### Task instructions
Every line of the material that includes the word "kind" is to be shown.

START Dataset entries

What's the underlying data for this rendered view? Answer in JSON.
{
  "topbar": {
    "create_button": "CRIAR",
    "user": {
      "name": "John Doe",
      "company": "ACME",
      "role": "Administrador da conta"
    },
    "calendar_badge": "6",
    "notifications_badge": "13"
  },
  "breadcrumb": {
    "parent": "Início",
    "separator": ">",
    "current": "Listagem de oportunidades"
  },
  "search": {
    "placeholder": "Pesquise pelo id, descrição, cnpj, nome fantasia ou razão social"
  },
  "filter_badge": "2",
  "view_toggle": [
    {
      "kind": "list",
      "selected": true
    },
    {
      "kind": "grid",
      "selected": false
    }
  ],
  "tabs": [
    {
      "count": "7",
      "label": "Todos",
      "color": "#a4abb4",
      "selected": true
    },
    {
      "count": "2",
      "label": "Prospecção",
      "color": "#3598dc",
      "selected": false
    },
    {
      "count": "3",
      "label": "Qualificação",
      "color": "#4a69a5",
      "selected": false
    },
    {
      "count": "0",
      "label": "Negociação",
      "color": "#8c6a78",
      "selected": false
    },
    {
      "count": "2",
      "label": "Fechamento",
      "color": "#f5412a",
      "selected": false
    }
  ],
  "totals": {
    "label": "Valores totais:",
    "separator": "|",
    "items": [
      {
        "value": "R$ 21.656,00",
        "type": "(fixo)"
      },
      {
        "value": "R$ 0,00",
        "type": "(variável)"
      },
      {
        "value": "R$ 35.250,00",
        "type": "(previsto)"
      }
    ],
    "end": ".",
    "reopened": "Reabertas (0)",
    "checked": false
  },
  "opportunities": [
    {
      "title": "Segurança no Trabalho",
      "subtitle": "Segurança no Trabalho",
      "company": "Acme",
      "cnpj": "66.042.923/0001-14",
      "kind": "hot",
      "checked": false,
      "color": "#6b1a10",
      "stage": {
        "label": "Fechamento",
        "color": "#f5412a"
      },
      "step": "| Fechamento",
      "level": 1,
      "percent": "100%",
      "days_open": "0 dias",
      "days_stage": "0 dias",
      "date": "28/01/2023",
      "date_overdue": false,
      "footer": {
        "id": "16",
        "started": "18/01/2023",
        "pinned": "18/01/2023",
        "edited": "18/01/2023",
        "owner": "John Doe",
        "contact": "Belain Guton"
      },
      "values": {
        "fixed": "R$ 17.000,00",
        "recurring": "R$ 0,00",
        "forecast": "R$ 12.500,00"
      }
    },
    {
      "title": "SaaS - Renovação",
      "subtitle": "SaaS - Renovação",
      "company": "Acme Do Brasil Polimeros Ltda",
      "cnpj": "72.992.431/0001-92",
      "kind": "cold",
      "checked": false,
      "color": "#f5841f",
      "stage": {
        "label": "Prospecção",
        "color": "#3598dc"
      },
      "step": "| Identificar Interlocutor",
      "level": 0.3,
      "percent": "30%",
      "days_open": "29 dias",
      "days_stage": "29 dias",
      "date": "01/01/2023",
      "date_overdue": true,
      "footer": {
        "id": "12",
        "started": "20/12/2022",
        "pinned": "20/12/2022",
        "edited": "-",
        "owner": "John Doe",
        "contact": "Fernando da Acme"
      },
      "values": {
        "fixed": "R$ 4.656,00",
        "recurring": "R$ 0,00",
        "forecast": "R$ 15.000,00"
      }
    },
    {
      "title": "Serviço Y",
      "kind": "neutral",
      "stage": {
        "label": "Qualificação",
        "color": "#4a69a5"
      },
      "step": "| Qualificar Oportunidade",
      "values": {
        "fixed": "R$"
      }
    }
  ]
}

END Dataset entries
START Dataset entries

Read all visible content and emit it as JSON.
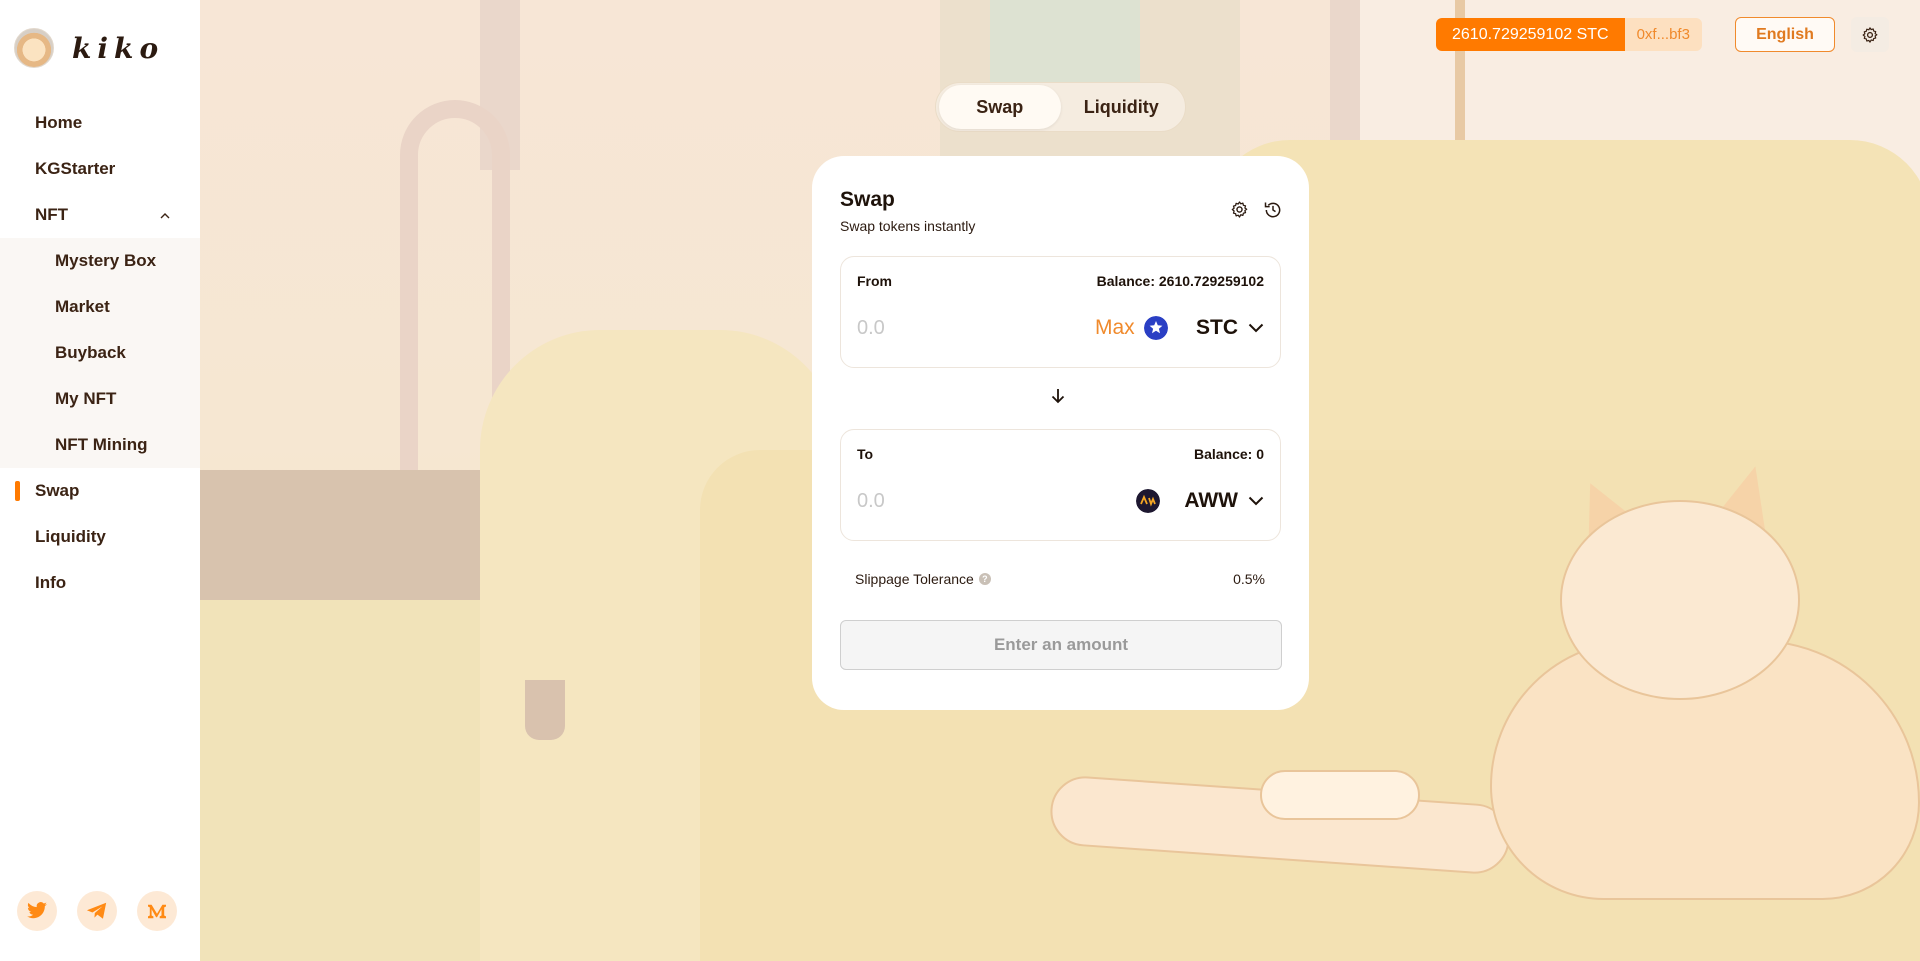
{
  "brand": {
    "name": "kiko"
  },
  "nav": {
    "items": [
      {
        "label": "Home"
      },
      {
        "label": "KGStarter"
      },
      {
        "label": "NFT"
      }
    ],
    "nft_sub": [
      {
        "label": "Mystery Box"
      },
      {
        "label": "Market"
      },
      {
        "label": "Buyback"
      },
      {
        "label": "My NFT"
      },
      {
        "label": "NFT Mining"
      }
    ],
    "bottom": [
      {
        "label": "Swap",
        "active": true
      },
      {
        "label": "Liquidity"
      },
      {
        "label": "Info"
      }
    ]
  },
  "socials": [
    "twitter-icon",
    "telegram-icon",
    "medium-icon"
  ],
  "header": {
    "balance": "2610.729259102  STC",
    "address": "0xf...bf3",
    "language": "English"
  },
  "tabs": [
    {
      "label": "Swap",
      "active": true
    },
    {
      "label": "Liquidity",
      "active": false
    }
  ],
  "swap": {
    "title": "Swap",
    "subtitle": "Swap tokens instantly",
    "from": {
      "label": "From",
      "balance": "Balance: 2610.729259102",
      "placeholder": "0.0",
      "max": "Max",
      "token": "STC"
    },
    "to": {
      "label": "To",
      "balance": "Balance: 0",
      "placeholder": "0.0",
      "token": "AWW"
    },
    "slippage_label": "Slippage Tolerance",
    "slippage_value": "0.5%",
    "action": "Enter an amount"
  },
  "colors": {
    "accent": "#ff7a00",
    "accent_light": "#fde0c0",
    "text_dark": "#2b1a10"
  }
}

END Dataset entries

### Written answer
      "kind": "list",
      "kind": "grid",
      "kind": "hot",
      "kind": "cold",
      "kind": "neutral",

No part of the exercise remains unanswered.